The greatest strength of this study was the measurement of physical activity using 6 days of accelerometry in a large,diverse sample of girls. To our knowledge, our sample included the largest number of adolescent girls ever examined longitudinally using accelerometry. Earlier work by TAAG investigators showed that 85 percent of the variance in energy expenditure was explained by accelerometry (25
). Other strengths of our study were that age- and gender-appropriate cutoffs were used to define MVPA (18
) and that missing accelerometry data were imputed (19
One important limitation of this work is that we did not have a measure of pubertal stage. It is well known that puberty is associated with a substantial increase in percent body fat among girls. Associations of pubertal status with physical activity could have resulted in confounding of our analyses. In addition, we estimated percent body fat using anthropometry rather than more precise measures such as dual-energy x-ray absorptiometry. Although our preliminary work indicated high validity of the method used (14
), more precise measures are always preferred.
Finally, a limitation of this work was that energy intake was not assessed. In the current study, the only feasible method of assessing energy intake would have been self-reporting, which is expensive and is subject to measurement error and bias related to obesity status (26
). Although accurate measures of energy intake would have enriched our ability to interpret the results, lack of those measures does not negate the relevance of this study to public health. It was not our purpose to prove that, at the same level of energy intake, greater energy expenditure is associated with declines in obesity measures. Other types of more tightly controlled studies have made this point very clear (28
). Rather, the purpose here was to show the levels of physical activity associated with cross-sectional differences and longitudinal changes in body composition in a free-living population of middle-school girls. Nevertheless, it is possible that associations between physical activity and body composition would have been stronger if energy intake had been controlled.

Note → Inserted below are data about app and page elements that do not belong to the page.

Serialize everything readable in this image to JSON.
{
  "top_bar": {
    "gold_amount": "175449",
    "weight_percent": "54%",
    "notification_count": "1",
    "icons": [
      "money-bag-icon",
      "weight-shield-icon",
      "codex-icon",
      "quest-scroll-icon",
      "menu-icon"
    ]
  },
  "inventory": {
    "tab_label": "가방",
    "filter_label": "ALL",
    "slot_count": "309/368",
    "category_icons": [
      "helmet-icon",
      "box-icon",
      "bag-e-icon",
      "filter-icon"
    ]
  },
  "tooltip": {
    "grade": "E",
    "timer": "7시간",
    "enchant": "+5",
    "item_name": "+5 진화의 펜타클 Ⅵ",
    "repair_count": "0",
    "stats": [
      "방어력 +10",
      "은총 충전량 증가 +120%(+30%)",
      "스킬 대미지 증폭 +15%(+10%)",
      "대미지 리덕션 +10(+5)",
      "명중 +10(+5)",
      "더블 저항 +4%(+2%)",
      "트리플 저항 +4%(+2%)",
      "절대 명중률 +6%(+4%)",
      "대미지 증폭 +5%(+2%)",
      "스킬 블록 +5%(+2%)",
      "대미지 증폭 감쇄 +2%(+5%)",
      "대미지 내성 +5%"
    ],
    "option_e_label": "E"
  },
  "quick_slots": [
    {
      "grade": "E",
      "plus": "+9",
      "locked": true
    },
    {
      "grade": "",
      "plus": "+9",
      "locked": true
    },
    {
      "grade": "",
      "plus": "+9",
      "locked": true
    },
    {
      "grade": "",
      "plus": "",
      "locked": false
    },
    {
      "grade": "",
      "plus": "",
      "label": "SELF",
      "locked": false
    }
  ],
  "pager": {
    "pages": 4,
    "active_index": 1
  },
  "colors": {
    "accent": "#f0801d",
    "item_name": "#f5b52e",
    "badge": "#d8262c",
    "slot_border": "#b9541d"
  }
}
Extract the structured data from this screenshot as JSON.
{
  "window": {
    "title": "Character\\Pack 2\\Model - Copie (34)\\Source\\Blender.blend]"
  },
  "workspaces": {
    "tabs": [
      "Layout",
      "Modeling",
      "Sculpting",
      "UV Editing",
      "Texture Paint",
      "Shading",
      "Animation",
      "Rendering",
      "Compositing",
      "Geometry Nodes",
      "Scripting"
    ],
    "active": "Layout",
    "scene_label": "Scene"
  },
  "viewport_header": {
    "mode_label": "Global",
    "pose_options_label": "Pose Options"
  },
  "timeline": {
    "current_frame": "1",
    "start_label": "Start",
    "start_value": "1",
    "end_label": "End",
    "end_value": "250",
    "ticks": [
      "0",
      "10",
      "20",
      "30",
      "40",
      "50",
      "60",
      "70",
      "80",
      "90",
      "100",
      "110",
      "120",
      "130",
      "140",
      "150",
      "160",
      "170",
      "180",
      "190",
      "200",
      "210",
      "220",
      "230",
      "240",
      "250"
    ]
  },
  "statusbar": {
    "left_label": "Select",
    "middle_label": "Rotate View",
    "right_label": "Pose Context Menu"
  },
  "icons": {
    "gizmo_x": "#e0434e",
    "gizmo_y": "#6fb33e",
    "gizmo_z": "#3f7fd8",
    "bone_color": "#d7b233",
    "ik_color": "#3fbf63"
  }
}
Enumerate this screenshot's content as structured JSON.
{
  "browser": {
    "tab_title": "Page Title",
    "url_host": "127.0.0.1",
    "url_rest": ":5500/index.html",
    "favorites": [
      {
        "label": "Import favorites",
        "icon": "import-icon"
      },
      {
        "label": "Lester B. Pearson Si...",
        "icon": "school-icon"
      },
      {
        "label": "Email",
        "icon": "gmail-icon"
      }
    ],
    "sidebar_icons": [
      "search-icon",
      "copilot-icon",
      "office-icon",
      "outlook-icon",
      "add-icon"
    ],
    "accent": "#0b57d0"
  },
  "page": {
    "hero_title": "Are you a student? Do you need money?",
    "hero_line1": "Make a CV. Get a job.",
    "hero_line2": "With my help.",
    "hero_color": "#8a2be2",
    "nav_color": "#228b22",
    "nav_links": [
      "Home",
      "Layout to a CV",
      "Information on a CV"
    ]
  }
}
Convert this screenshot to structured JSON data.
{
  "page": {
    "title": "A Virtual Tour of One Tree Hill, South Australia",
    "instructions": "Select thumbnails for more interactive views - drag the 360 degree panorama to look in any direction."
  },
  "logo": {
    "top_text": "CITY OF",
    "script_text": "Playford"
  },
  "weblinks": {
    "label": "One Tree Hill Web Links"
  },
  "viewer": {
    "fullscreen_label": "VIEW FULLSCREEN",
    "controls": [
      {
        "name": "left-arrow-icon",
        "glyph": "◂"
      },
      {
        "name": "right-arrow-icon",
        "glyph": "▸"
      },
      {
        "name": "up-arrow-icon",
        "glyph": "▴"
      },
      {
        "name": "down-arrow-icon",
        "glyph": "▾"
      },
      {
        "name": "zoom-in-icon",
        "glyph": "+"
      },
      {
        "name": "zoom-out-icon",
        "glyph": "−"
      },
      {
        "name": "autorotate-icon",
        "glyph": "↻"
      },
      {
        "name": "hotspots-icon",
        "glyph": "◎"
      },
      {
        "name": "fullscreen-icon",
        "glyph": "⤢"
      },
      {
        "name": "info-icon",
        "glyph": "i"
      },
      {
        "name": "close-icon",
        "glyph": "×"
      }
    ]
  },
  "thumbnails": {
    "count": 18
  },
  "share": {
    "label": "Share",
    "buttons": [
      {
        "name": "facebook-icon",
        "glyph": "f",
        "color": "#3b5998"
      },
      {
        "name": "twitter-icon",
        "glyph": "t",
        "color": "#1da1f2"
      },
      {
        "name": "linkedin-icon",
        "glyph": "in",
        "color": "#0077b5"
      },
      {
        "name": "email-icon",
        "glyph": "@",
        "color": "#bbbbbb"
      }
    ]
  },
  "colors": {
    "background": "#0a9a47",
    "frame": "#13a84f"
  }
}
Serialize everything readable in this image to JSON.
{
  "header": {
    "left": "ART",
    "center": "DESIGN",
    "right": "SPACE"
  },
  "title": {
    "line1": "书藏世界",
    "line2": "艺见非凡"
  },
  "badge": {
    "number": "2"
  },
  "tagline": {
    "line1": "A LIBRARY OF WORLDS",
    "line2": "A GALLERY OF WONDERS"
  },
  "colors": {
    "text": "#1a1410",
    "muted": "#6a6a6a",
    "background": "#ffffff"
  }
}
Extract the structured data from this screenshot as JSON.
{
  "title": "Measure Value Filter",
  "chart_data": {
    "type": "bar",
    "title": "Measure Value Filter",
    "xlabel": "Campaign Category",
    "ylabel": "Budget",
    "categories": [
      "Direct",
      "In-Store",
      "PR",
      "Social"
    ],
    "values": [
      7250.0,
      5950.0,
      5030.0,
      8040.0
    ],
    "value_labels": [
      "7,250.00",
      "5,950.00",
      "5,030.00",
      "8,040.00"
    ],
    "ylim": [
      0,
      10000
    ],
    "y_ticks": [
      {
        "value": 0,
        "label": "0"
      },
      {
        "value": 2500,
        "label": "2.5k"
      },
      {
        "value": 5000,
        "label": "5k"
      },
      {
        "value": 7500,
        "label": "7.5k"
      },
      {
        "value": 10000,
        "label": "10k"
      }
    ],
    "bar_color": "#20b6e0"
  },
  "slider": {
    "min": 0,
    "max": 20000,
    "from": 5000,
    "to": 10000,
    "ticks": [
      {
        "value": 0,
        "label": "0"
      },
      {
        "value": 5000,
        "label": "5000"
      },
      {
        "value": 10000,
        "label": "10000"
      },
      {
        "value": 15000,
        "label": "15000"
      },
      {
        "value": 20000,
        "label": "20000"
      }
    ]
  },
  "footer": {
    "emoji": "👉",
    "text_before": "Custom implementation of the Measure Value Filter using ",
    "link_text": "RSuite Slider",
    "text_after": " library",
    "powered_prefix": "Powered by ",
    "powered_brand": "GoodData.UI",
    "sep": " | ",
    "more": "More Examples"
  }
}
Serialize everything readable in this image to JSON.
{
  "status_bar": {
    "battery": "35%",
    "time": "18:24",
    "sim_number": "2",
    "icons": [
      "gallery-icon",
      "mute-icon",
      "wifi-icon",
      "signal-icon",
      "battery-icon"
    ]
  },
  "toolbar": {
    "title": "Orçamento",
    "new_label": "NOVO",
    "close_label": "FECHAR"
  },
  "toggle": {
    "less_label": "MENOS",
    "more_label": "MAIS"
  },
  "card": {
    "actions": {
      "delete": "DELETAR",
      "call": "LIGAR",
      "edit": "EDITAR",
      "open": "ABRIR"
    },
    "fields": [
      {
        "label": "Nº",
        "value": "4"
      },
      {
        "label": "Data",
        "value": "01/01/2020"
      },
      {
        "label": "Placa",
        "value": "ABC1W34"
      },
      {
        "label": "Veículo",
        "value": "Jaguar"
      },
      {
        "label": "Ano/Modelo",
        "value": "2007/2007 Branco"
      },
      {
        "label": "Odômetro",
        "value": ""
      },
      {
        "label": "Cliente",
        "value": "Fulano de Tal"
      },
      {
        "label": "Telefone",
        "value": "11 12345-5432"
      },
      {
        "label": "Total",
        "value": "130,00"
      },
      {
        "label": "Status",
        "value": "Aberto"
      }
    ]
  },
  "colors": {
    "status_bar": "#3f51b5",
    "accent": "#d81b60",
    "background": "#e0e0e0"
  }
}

Decreases in energy expenditure through physical activity have been implicated as an important cause of the growing prevalence of obesity (30
). Accelerometry provides a method of assessing the intensity and duration of physical activity, and thus it can provide important information on the type and amount of activity needed to prevent obesity. This work indicates that large samples, long periods of follow-up, multiple assessments, and careful measurement of confounders may be needed to detect associations between changes in activity and changes in body composition in free-living populations. More studies are needed to understand the amount of physical activity needed to prevent the development of obesity and to provide evidence-based physical activity recommendations to the public.